What Does The NFL’s Historic Concussion Settlement Mean?
Last week, a federal judge approved a $1-billion, 65-year settlement between the National Football League and more than 5,000 former players who had sued the league alleging they had suffered various medical conditions related to concussions sustained during their careers.
Although the agreement was reached in August 2013, it has been tweaked from both sides.
The final version was approved last week.
So, how is the new agreement different from the original one?
Apparently, the new agreement has more money available for players, especially retired players.
There is also more clarity with regard to the methods that will be used to determine how much each player gets. That would depend on how much disability or adverse health effects the retired player can show.
For example, players with more serious neurological diseases will likely get more than others who may not have suffered similar ailments.
One concern many still have about the agreement is that it may shortchange players affected by chronic traumatic encephalopathy or CTE, a progressive degenerative disease of the brain found in football players because of repetitive brain trauma, especially concussions.
This is because of the challenges involved in showing it exists and how it is linked to the athlete’s football career.
About 200 players have opted out of the settlement, most likely because the money is not sufficient to cover their high medical costs.
Others believe that the NFL should be held accountable and that a settlement is a way for the league to evade taking full responsibility.

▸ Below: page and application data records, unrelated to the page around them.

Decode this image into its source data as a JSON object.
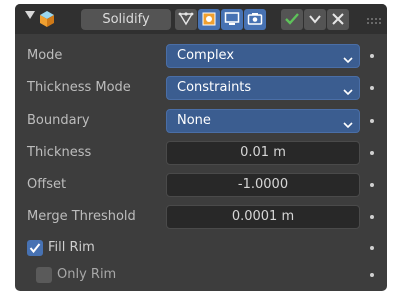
{
  "modifier": {
    "name": "Solidify",
    "icons": {
      "collapse": "collapse-triangle-icon",
      "type": "solidify-modifier-icon",
      "toggles": [
        "on-cage-icon",
        "edit-mode-icon",
        "viewport-icon",
        "render-icon"
      ],
      "apply": "checkmark-icon",
      "menu": "chevron-down-icon",
      "remove": "close-icon",
      "grip": "drag-grip-icon"
    }
  },
  "fields": {
    "mode": {
      "label": "Mode",
      "value": "Complex"
    },
    "thickness_mode": {
      "label": "Thickness Mode",
      "value": "Constraints"
    },
    "boundary": {
      "label": "Boundary",
      "value": "None"
    },
    "thickness": {
      "label": "Thickness",
      "value": "0.01 m"
    },
    "offset": {
      "label": "Offset",
      "value": "-1.0000"
    },
    "merge_threshold": {
      "label": "Merge Threshold",
      "value": "0.0001 m"
    }
  },
  "checkboxes": {
    "fill_rim": {
      "label": "Fill Rim",
      "checked": true
    },
    "only_rim": {
      "label": "Only Rim",
      "checked": false
    }
  },
  "colors": {
    "accent": "#4772b3",
    "select_bg": "#3b5d90",
    "panel_bg": "#3d3d3d",
    "header_bg": "#303030",
    "apply_green": "#5ec25a"
  }
}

It is likely that the settlement announced last week will be appealed by some who are not satisfied by it.
Living with Brain Damage
About 2.4 million people suffer a traumatic brain injury in the United States each year.
Depending on the nature and extent of the injury, individuals with brain injuries can experience physical, emotional, cognitive and behavioral changes.
Brain damage is often catastrophic, which means the adverse effects are felt permanently by the person who suffers it.
As California brain injury attorneys who represent the rights of victims and their families, we hope the football players and their families get the justice they rightfully deserve and that the NFL is held accountable.